The riots communities and victims panel suggested the £450 million troubled families programme set up by the coalition in the aftermath of the violence in England's largest cities was only addressing part of the problem faced by British society.
It called on schools to assume responsibility for helping children "build character" by forcing them to pay a financial penalty when they fail to teach pupils to read or write.
Chair Darra Singh said everyone had to be given a "stake in society" to avoid a repeat of the violence.
"There are people 'bumping along the bottom', unable to change their lives," he said.
"When people don’t feel they have a reason to stay out of trouble, the consequences for communities can be devastating – as we saw last August."
The panel also proposed a 'youth job promise' scheme, similar to that proposed by Labour, which would guarantee young people a job if they have been out of work for a year.
Labour leader Ed Miliband said it was "telling" that the report had found 'having a job' was key to young people feeling they have a stake in society.
"One of the reasons I pressed so hard for this inquiry to be set up was that I felt strongly that we owed it to those people to do all that we could to understand the deeper causes of those terrible events, in order to prevent them from happening again.
"Lessons will clearly need to be learnt by the police and by the justice system."
Politicians, policymakers and academics are grappling with August's riots in a bid to establish whether it is possible to fix the problems behind them.
The first academic analysis published found that politicians were wrong to blame 'straightforward criminality' for the violence, instead arguing grievance and lack of opportunity were the real triggers.
A further study by the LSE and the Guardian newspaper suggested the riots were more politically based than had been thought at the time.
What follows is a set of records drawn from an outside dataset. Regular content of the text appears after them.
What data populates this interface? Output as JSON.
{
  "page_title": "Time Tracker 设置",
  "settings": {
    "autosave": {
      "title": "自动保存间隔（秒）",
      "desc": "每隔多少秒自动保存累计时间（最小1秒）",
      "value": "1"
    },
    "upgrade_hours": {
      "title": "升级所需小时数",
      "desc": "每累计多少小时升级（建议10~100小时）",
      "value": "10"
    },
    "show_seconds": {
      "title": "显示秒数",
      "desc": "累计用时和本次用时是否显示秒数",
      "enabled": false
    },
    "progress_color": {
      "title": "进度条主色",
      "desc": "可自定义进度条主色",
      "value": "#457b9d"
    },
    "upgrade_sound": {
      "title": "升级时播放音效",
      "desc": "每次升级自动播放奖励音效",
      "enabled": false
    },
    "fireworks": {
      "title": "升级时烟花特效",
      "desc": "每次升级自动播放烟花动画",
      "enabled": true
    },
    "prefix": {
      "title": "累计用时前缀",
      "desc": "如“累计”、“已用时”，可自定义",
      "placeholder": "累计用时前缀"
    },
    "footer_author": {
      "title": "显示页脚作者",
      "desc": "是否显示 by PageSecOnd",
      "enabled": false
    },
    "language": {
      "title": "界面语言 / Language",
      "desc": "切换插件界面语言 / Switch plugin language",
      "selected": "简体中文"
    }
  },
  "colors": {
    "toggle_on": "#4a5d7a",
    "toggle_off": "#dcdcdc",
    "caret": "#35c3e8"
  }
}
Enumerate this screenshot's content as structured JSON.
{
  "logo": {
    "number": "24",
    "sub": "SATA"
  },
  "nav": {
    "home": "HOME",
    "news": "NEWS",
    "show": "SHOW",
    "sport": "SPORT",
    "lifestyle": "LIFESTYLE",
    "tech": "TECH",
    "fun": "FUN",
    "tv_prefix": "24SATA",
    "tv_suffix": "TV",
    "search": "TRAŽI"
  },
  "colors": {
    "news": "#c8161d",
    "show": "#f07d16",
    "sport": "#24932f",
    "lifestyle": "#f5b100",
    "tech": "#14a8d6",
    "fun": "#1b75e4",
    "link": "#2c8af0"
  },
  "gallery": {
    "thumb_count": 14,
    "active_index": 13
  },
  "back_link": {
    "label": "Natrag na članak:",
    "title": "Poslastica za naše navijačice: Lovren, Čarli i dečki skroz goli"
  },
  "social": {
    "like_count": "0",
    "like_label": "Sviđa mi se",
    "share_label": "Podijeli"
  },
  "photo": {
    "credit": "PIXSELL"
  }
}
General frustration with the current economic situation was found to be mixed with a number of grievances, including the coalition's tuition fees policy.
Tottenham MP David Lammy even suggested that the tightening-up of the law around smacking children was partly responsible.
Today's panel appeared to confirm many of the initial reports' conclusions. It found many people were concerned about opportunities for young people, poor parenting and a lack of shared values.
Confidence in the police, the justice system's failure to prevent reoffending and 'concerns about brands and materialism' were also noted.
Mr Singh added: "We urge party leaders to consider the importance of all of our recommendations.
"Should disturbances happen again, victims and communities will ask our Leaders why we failed to respond effectively in 2012."